I’ve decided to kick off this blog by trying to answer a question my friends and I have pondered over the years. How many points is a turnover worth on average? Do interceptions have a greater value than fumbles, or do they both have about the same effect? What about other events like sacks? How much are they worth?
One simple approach is to plot the difference in average points scored per game minus average points allowed against a team’s net number of turnovers per game. Using data for the 2014 regular NFL season we get this graph:
The horizontal axis measures the difference between the number of “take-aways” and “give-aways” per game. Most teams average about half a turnover in either direction, but strong teams like Green Bay create on average nearly one more turnover than they commit. The vertical axis measures the difference between a team’s average points scored versus its average points allowed. Teams like the Raiders, Titans, and Jaguars were outscored an average of ten points per game or more, while New England outscored its opponents by about the same margin.
The graph has the expected positive relationship; teams that create more turnovers than their opponents win by larger margins. There is a problem, though. The best-fit “least squares” line has an implausibly large slope of 8.7 points per turnover. Since a turnover results in zero, three, seven, or at most eight points, an average of over eight points per turnover is obviously too high.
The problem is that teams that create more turnovers than they give up are often also more skilled in other aspects of the game. The right-hand side of the graph where teams that collect more turnovers on average are found has powers like Seattle, New England, Green Bay and Denver. While those teams may have an advantage over their opponents in turnovers, they have strengths in many other aspects of the game as well. So the apparent effect of turnovers also indirectly measures a team’s abilities in rushing, passing, and kicking. Good teams do many different things well, one of which is turning the ball over less often than their opponents.
What we need is a method of “controlling” for these other team factors so we can measure the effects of a turnover more accurately. There are obviously hundreds of football statistics we might use to predict scoring performance, but I’ve limited my attention to just three — yards gained or lost, turnovers, and quarterback sacks. As before, I’m using the 2014 NFL team statistics through week 16, augmented by ESPN’s compilation of take-aways and give-aways.
I’ve put the statistical results in a separate “Technical Appendix;” here are the results:
A team that takes away one more turnover than it gives up scores on average 4.4 more points per game. A sack is worth about half as much.
We can also calculate how many additional yards a team would have to gain to get the same scoring advantage as averaging one more turnover per game. That works out to
(4.4 points/turnover) / (0.067 points/yard) = 65 yards/turnover
Using the same method a sack has the equivalent effect on scoring as gaining an additional 33 yards.
While this “model” of football doesn’t include many other important features of the game like kicking, these three factors alone still account for over 80 percent of the variation in scoring. With that in mind, let’s ask how teams have performed this season compared to the model’s predictions. That gives us a method to identify underperforming and overperforming teams.
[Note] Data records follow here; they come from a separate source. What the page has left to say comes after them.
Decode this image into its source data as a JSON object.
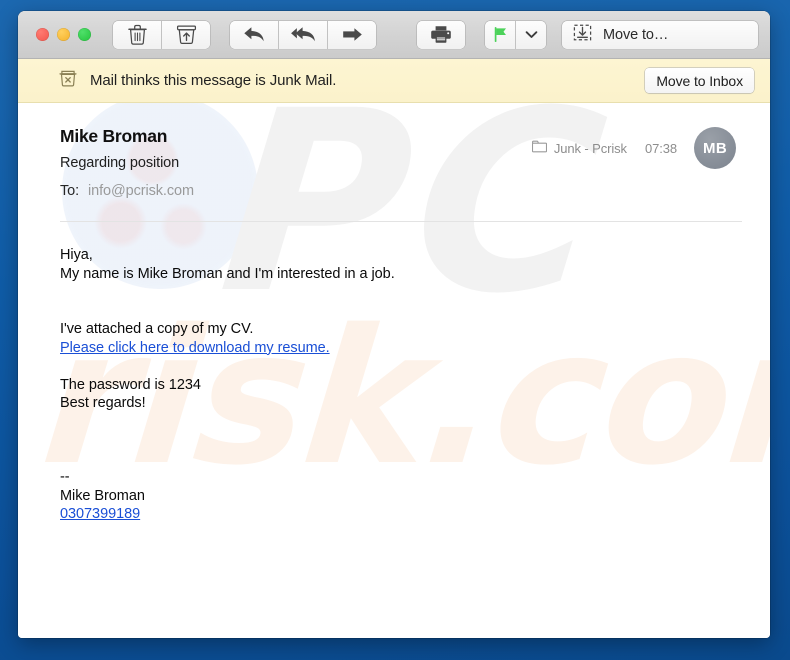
{
  "window": {
    "traffic_lights": [
      {
        "name": "close",
        "color": "#f2564c"
      },
      {
        "name": "minimize",
        "color": "#f4b028"
      },
      {
        "name": "zoom",
        "color": "#24c33c"
      }
    ]
  },
  "toolbar": {
    "groups": [
      {
        "name": "delete-group",
        "buttons": [
          {
            "name": "delete-button",
            "icon": "trash-icon",
            "tooltip": "Delete"
          },
          {
            "name": "archive-button",
            "icon": "archive-box-icon",
            "tooltip": "Archive"
          }
        ]
      },
      {
        "name": "reply-group",
        "buttons": [
          {
            "name": "reply-button",
            "icon": "reply-arrow-icon",
            "tooltip": "Reply"
          },
          {
            "name": "reply-all-button",
            "icon": "reply-all-arrow-icon",
            "tooltip": "Reply All"
          },
          {
            "name": "forward-button",
            "icon": "forward-arrow-icon",
            "tooltip": "Forward"
          }
        ]
      },
      {
        "name": "print-group",
        "buttons": [
          {
            "name": "print-button",
            "icon": "printer-icon",
            "tooltip": "Print"
          }
        ]
      },
      {
        "name": "flag-group",
        "buttons": [
          {
            "name": "flag-button",
            "icon": "flag-icon",
            "tooltip": "Flag",
            "color": "#4cd25a"
          },
          {
            "name": "flag-menu-button",
            "icon": "chevron-down-icon",
            "tooltip": "Flag options"
          }
        ]
      }
    ],
    "move_to": {
      "label": "Move to…",
      "icon": "move-to-box-icon"
    }
  },
  "junk_banner": {
    "icon": "junk-bin-icon",
    "message": "Mail thinks this message is Junk Mail.",
    "action_label": "Move to Inbox",
    "background_color": "#fbf2cb"
  },
  "message": {
    "sender": "Mike Broman",
    "subject": "Regarding position",
    "to_label": "To:",
    "to_value": "info@pcrisk.com",
    "mailbox_icon": "folder-icon",
    "mailbox": "Junk - Pcrisk",
    "time": "07:38",
    "avatar_initials": "MB",
    "body_lines": [
      {
        "type": "text",
        "text": "Hiya,"
      },
      {
        "type": "text",
        "text": "My name is Mike Broman and I'm interested in a job."
      },
      {
        "type": "blank"
      },
      {
        "type": "blank"
      },
      {
        "type": "text",
        "text": "I've attached a copy of my CV."
      },
      {
        "type": "link",
        "text": "Please click here to download my resume."
      },
      {
        "type": "blank"
      },
      {
        "type": "text",
        "text": "The password is 1234"
      },
      {
        "type": "text",
        "text": "Best regards!"
      },
      {
        "type": "blank"
      },
      {
        "type": "blank"
      },
      {
        "type": "blank"
      },
      {
        "type": "text",
        "text": "--"
      },
      {
        "type": "text",
        "text": "Mike Broman"
      },
      {
        "type": "link",
        "text": "0307399189"
      }
    ]
  },
  "watermark": {
    "primary_text": "PC",
    "secondary_text": "risk.com",
    "primary_color": "#f2f2f2",
    "secondary_color": "#fdf2e9"
  }
}
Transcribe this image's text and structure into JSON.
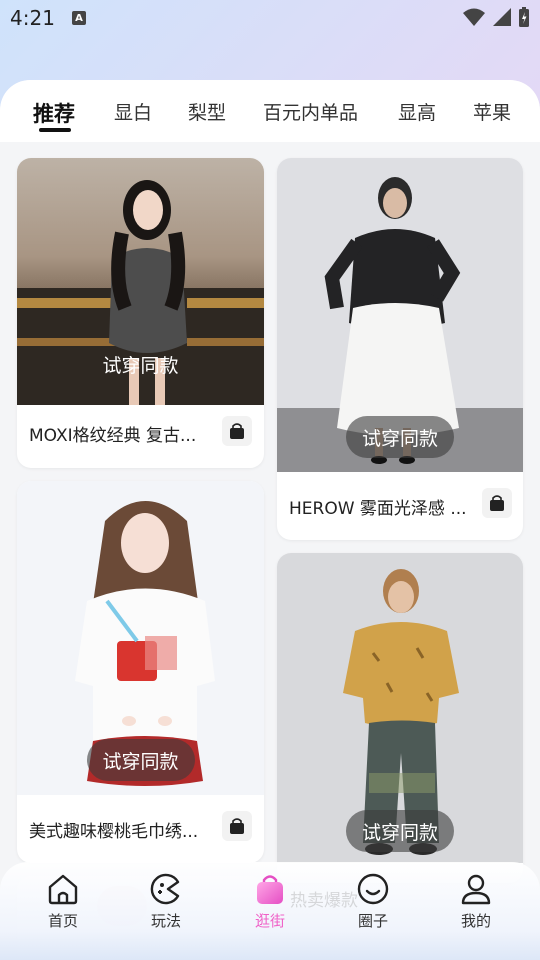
{
  "status": {
    "time": "4:21",
    "notify_badge": "A"
  },
  "tabs": [
    "推荐",
    "显白",
    "梨型",
    "百元内单品",
    "显高",
    "苹果"
  ],
  "cards": [
    {
      "title": "MOXI格纹经典 复古...",
      "tryon_label": "试穿同款"
    },
    {
      "title": "HEROW 雾面光泽感 ...",
      "tryon_label": "试穿同款"
    },
    {
      "title": "美式趣味樱桃毛巾绣...",
      "tryon_label": "试穿同款"
    },
    {
      "title": "",
      "tryon_label": "试穿同款"
    }
  ],
  "hidden_text": "热卖爆款",
  "nav": [
    {
      "label": "首页",
      "icon": "home-icon"
    },
    {
      "label": "玩法",
      "icon": "game-icon"
    },
    {
      "label": "逛街",
      "icon": "shopping-bag-icon"
    },
    {
      "label": "圈子",
      "icon": "smile-icon"
    },
    {
      "label": "我的",
      "icon": "profile-icon"
    }
  ],
  "colors": {
    "accent": "#f062c8",
    "active_tab": "#111111"
  }
}
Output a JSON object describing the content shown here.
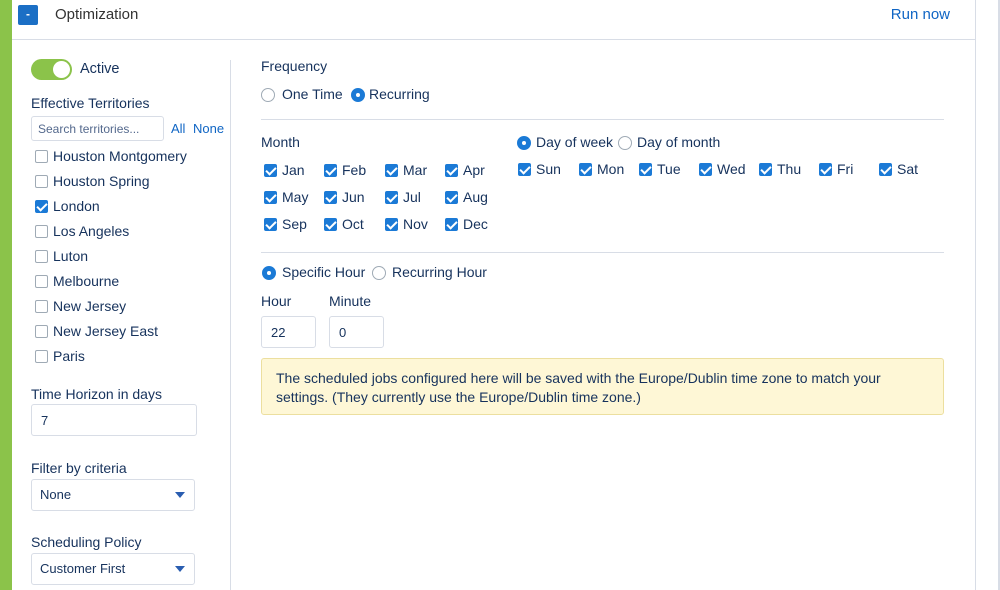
{
  "header": {
    "collapse_label": "-",
    "title": "Optimization",
    "run_now_label": "Run now"
  },
  "active": {
    "label": "Active",
    "enabled": true
  },
  "territories": {
    "label": "Effective Territories",
    "search_placeholder": "Search territories...",
    "all_label": "All",
    "none_label": "None",
    "items": [
      {
        "label": "Houston Montgomery",
        "checked": false
      },
      {
        "label": "Houston Spring",
        "checked": false
      },
      {
        "label": "London",
        "checked": true
      },
      {
        "label": "Los Angeles",
        "checked": false
      },
      {
        "label": "Luton",
        "checked": false
      },
      {
        "label": "Melbourne",
        "checked": false
      },
      {
        "label": "New Jersey",
        "checked": false
      },
      {
        "label": "New Jersey East",
        "checked": false
      },
      {
        "label": "Paris",
        "checked": false
      }
    ]
  },
  "time_horizon": {
    "label": "Time Horizon in days",
    "value": "7"
  },
  "filter": {
    "label": "Filter by criteria",
    "value": "None"
  },
  "policy": {
    "label": "Scheduling Policy",
    "value": "Customer First"
  },
  "frequency": {
    "label": "Frequency",
    "options": [
      {
        "label": "One Time",
        "checked": false
      },
      {
        "label": "Recurring",
        "checked": true
      }
    ]
  },
  "month": {
    "label": "Month",
    "items": [
      {
        "label": "Jan",
        "checked": true
      },
      {
        "label": "Feb",
        "checked": true
      },
      {
        "label": "Mar",
        "checked": true
      },
      {
        "label": "Apr",
        "checked": true
      },
      {
        "label": "May",
        "checked": true
      },
      {
        "label": "Jun",
        "checked": true
      },
      {
        "label": "Jul",
        "checked": true
      },
      {
        "label": "Aug",
        "checked": true
      },
      {
        "label": "Sep",
        "checked": true
      },
      {
        "label": "Oct",
        "checked": true
      },
      {
        "label": "Nov",
        "checked": true
      },
      {
        "label": "Dec",
        "checked": true
      }
    ]
  },
  "day_mode": {
    "options": [
      {
        "label": "Day of week",
        "checked": true
      },
      {
        "label": "Day of month",
        "checked": false
      }
    ]
  },
  "days": [
    {
      "label": "Sun",
      "checked": true
    },
    {
      "label": "Mon",
      "checked": true
    },
    {
      "label": "Tue",
      "checked": true
    },
    {
      "label": "Wed",
      "checked": true
    },
    {
      "label": "Thu",
      "checked": true
    },
    {
      "label": "Fri",
      "checked": true
    },
    {
      "label": "Sat",
      "checked": true
    }
  ],
  "hour_mode": {
    "options": [
      {
        "label": "Specific Hour",
        "checked": true
      },
      {
        "label": "Recurring Hour",
        "checked": false
      }
    ]
  },
  "time": {
    "hour_label": "Hour",
    "hour_value": "22",
    "minute_label": "Minute",
    "minute_value": "0"
  },
  "notice": {
    "text": "The scheduled jobs configured here will be saved with the Europe/Dublin time zone to match your settings. (They currently use the Europe/Dublin time zone.)"
  },
  "colors": {
    "accent": "#8bc34a",
    "brand_blue": "#1b7ad6",
    "link": "#0f65c4",
    "notice_bg": "#fef7d6"
  }
}
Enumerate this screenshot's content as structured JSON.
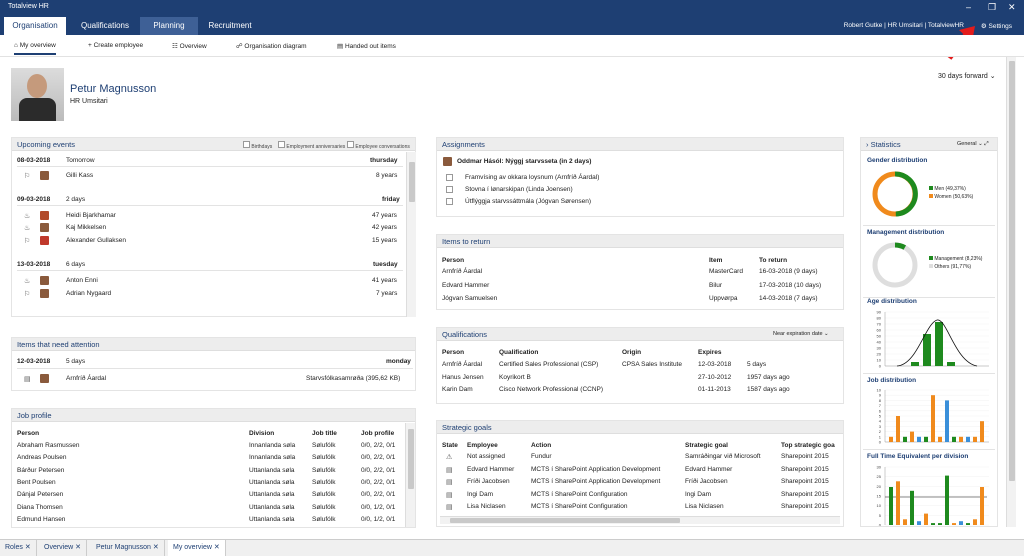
{
  "window": {
    "title": "Totalview HR"
  },
  "nav": {
    "tabs": [
      "Organisation",
      "Qualifications",
      "Planning",
      "Recruitment"
    ],
    "user": "Robert Gutke | HR Umsitari | TotalviewHR",
    "settings": "Settings"
  },
  "subnav": {
    "items": [
      "My overview",
      "Create employee",
      "Overview",
      "Organisation diagram",
      "Handed out items"
    ]
  },
  "profile": {
    "name": "Petur Magnusson",
    "role": "HR Umsitari",
    "period": "30 days forward"
  },
  "upcoming": {
    "title": "Upcoming events",
    "filters": [
      "Birthdays",
      "Employment anniversaries",
      "Employee conversations"
    ],
    "groups": [
      {
        "date": "08-03-2018",
        "rel": "Tomorrow",
        "day": "thursday",
        "people": [
          {
            "name": "Gilli Kass",
            "val": "8 years"
          }
        ]
      },
      {
        "date": "09-03-2018",
        "rel": "2 days",
        "day": "friday",
        "people": [
          {
            "name": "Heidi Bjarkhamar",
            "val": "47 years"
          },
          {
            "name": "Kaj Mikkelsen",
            "val": "42 years"
          },
          {
            "name": "Alexander Gullaksen",
            "val": "15 years"
          }
        ]
      },
      {
        "date": "13-03-2018",
        "rel": "6 days",
        "day": "tuesday",
        "people": [
          {
            "name": "Anton Enni",
            "val": "41 years"
          },
          {
            "name": "Adrian Nygaard",
            "val": "7 years"
          }
        ]
      }
    ]
  },
  "attention": {
    "title": "Items that need attention",
    "date": "12-03-2018",
    "rel": "5 days",
    "day": "monday",
    "person": "Arnfríð Áardal",
    "doc": "Starvsfólkasamrøða (395,62 KB)"
  },
  "job": {
    "title": "Job profile",
    "headers": [
      "Person",
      "Division",
      "Job title",
      "Job profile"
    ],
    "rows": [
      [
        "Abraham Rasmussen",
        "Innanlanda søla",
        "Sølufólk",
        "0/0, 2/2, 0/1"
      ],
      [
        "Andreas Poulsen",
        "Innanlanda søla",
        "Sølufólk",
        "0/0, 2/2, 0/1"
      ],
      [
        "Bárður Petersen",
        "Uttanlanda søla",
        "Sølufólk",
        "0/0, 2/2, 0/1"
      ],
      [
        "Bent Poulsen",
        "Uttanlanda søla",
        "Sølufólk",
        "0/0, 2/2, 0/1"
      ],
      [
        "Dánjal Petersen",
        "Uttanlanda søla",
        "Sølufólk",
        "0/0, 2/2, 0/1"
      ],
      [
        "Diana Thomsen",
        "Uttanlanda søla",
        "Sølufólk",
        "0/0, 1/2, 0/1"
      ],
      [
        "Edmund Hansen",
        "Uttanlanda søla",
        "Sølufólk",
        "0/0, 1/2, 0/1"
      ]
    ]
  },
  "assignments": {
    "title": "Assignments",
    "heading": "Oddmar Hásól: Nýggj starvsseta (in 2 days)",
    "items": [
      "Framvísing av okkara loysnum (Arnfríð Áardal)",
      "Stovna í lønarskipan (Linda Joensen)",
      "Útflýggja starvssáttmála (Jógvan Sørensen)"
    ]
  },
  "items_return": {
    "title": "Items to return",
    "headers": [
      "Person",
      "Item",
      "To return"
    ],
    "rows": [
      [
        "Arnfríð Áardal",
        "MasterCard",
        "16-03-2018 (9 days)"
      ],
      [
        "Edvard Hammer",
        "Bilur",
        "17-03-2018 (10 days)"
      ],
      [
        "Jógvan Samuelsen",
        "Uppvørpa",
        "14-03-2018 (7 days)"
      ]
    ]
  },
  "qualifications": {
    "title": "Qualifications",
    "filter": "Near expiration date",
    "headers": [
      "Person",
      "Qualification",
      "Origin",
      "Expires",
      ""
    ],
    "rows": [
      [
        "Arnfríð Áardal",
        "Certified Sales Professional (CSP)",
        "CPSA Sales Institute",
        "12-03-2018",
        "5 days"
      ],
      [
        "Hanus Jensen",
        "Koyrikort B",
        "",
        "27-10-2012",
        "1957 days ago"
      ],
      [
        "Karin Dam",
        "Cisco Network Professional (CCNP)",
        "",
        "01-11-2013",
        "1587 days ago"
      ]
    ]
  },
  "goals": {
    "title": "Strategic goals",
    "headers": [
      "State",
      "Employee",
      "Action",
      "Strategic goal",
      "Top strategic goa"
    ],
    "rows": [
      [
        "Not assigned",
        "Fundur",
        "Samráðingar við Microsoft",
        "Sharepoint 2015"
      ],
      [
        "Edvard Hammer",
        "MCTS í SharePoint Application Development",
        "Edvard Hammer",
        "Sharepoint 2015"
      ],
      [
        "Fríði Jacobsen",
        "MCTS í SharePoint Application Development",
        "Fríði Jacobsen",
        "Sharepoint 2015"
      ],
      [
        "Ingi Dam",
        "MCTS í SharePoint Configuration",
        "Ingi Dam",
        "Sharepoint 2015"
      ],
      [
        "Lisa Niclasen",
        "MCTS í SharePoint Configuration",
        "Lisa Niclasen",
        "Sharepoint 2015"
      ]
    ]
  },
  "stats": {
    "title": "Statistics",
    "filter": "General",
    "gender": {
      "title": "Gender distribution",
      "legend": [
        "Men (49,37%)",
        "Women (50,63%)"
      ],
      "values": [
        49.37,
        50.63
      ]
    },
    "mgmt": {
      "title": "Management distribution",
      "legend": [
        "Management (8,23%)",
        "Others (91,77%)"
      ],
      "values": [
        8.23,
        91.77
      ]
    },
    "age": {
      "title": "Age distribution",
      "yticks": [
        "90",
        "80",
        "70",
        "60",
        "50",
        "40",
        "30",
        "20",
        "10",
        "0"
      ]
    },
    "jobdist": {
      "title": "Job distribution",
      "yticks": [
        "10",
        "9",
        "8",
        "7",
        "6",
        "5",
        "4",
        "3",
        "2",
        "1",
        "0"
      ]
    },
    "fte": {
      "title": "Full Time Equivalent per division",
      "yticks": [
        "30",
        "25",
        "20",
        "15",
        "10",
        "5",
        "0"
      ]
    }
  },
  "colors": {
    "green": "#1e8a1e",
    "orange": "#f08a1c",
    "blue": "#3a8fd9",
    "navy": "#1e3f73"
  },
  "bottom_tabs": [
    "Roles",
    "Overview",
    "Petur Magnusson",
    "My overview"
  ]
}
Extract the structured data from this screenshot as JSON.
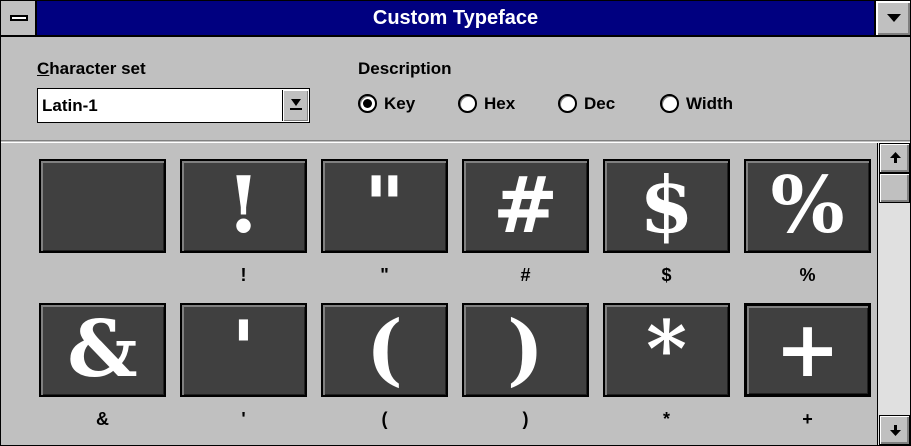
{
  "window": {
    "title": "Custom Typeface"
  },
  "options": {
    "character_set_label_prefix": "C",
    "character_set_label_rest": "haracter set",
    "character_set_value": "Latin-1",
    "description_label": "Description",
    "radios": [
      {
        "label": "Key",
        "checked": true
      },
      {
        "label": "Hex",
        "checked": false
      },
      {
        "label": "Dec",
        "checked": false
      },
      {
        "label": "Width",
        "checked": false
      }
    ]
  },
  "characters": [
    {
      "glyph": "",
      "label": ""
    },
    {
      "glyph": "!",
      "label": "!"
    },
    {
      "glyph": "\"",
      "label": "\""
    },
    {
      "glyph": "#",
      "label": "#"
    },
    {
      "glyph": "$",
      "label": "$"
    },
    {
      "glyph": "%",
      "label": "%"
    },
    {
      "glyph": "&",
      "label": "&"
    },
    {
      "glyph": "'",
      "label": "'"
    },
    {
      "glyph": "(",
      "label": "("
    },
    {
      "glyph": ")",
      "label": ")"
    },
    {
      "glyph": "*",
      "label": "*"
    },
    {
      "glyph": "+",
      "label": "+",
      "selected": true
    }
  ],
  "colors": {
    "titlebar": "#000080",
    "face": "#c0c0c0",
    "cell": "#404040"
  }
}
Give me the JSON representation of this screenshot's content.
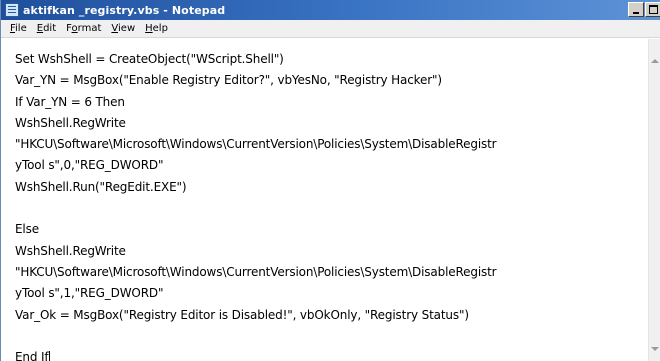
{
  "window": {
    "title": "aktifkan _registry.vbs - Notepad",
    "app_icon": "notepad-icon"
  },
  "menu": {
    "items": [
      {
        "label": "File",
        "accel": "F",
        "rest": "ile"
      },
      {
        "label": "Edit",
        "accel": "E",
        "rest": "dit"
      },
      {
        "label": "Format",
        "accel": "o",
        "pre": "F",
        "rest": "rmat"
      },
      {
        "label": "View",
        "accel": "V",
        "rest": "iew"
      },
      {
        "label": "Help",
        "accel": "H",
        "rest": "elp"
      }
    ]
  },
  "editor": {
    "lines": [
      "Set WshShell = CreateObject(\"WScript.Shell\")",
      "Var_YN = MsgBox(\"Enable Registry Editor?\", vbYesNo, \"Registry Hacker\")",
      "If Var_YN = 6 Then",
      "WshShell.RegWrite",
      "\"HKCU\\Software\\Microsoft\\Windows\\CurrentVersion\\Policies\\System\\DisableRegistr",
      "yTool s\",0,\"REG_DWORD\"",
      "WshShell.Run(\"RegEdit.EXE\")",
      "",
      "Else",
      "WshShell.RegWrite",
      "\"HKCU\\Software\\Microsoft\\Windows\\CurrentVersion\\Policies\\System\\DisableRegistr",
      "yTool s\",1,\"REG_DWORD\"",
      "Var_Ok = MsgBox(\"Registry Editor is Disabled!\", vbOkOnly, \"Registry Status\")",
      "",
      "End If"
    ]
  },
  "colors": {
    "titlebar_start": "#1f4f9c",
    "titlebar_end": "#5e93d6",
    "menubar_bg": "#f0f0f0",
    "editor_bg": "#ffffff"
  }
}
The Kansas City Chiefs scored over a full touchdown more per game than we would predict knowing the team’s net yardage gained, turnovers, and sacks. The Cowboys and Patriots each averaged about four points more than our model predicts. The most surprising result has to be the Denver Broncos. The Broncos prowess in all three categories measured here predicts they should outscore their opponents by nearly twelve points per game rather than the 7.5 points they averaged through week 16.
Here is a detailed accounting of the effects of each of our three factors on teams’ performances through week 16. I’ve bolded the largest and smallest effects in each category. Seattle leads the league in net yards gained at 101, which is worth 7.2 points. Hapless Oakland has the worst net yardage which costs them an average of 4.2 points per game, and the Raiders lose about the same number of points by averaging 0.9 turnovers more than their opponents. Green Bay gains 4.4 points from its league-leading turnover difference of +1.0. The Baltimore Ravens again show their defensive toughness leading the league at +1.8 sacks per game, worth 4.0 points on average. Jacksonville’s inability to protect its quarterback cost the Jaguars about 3.5 points per game.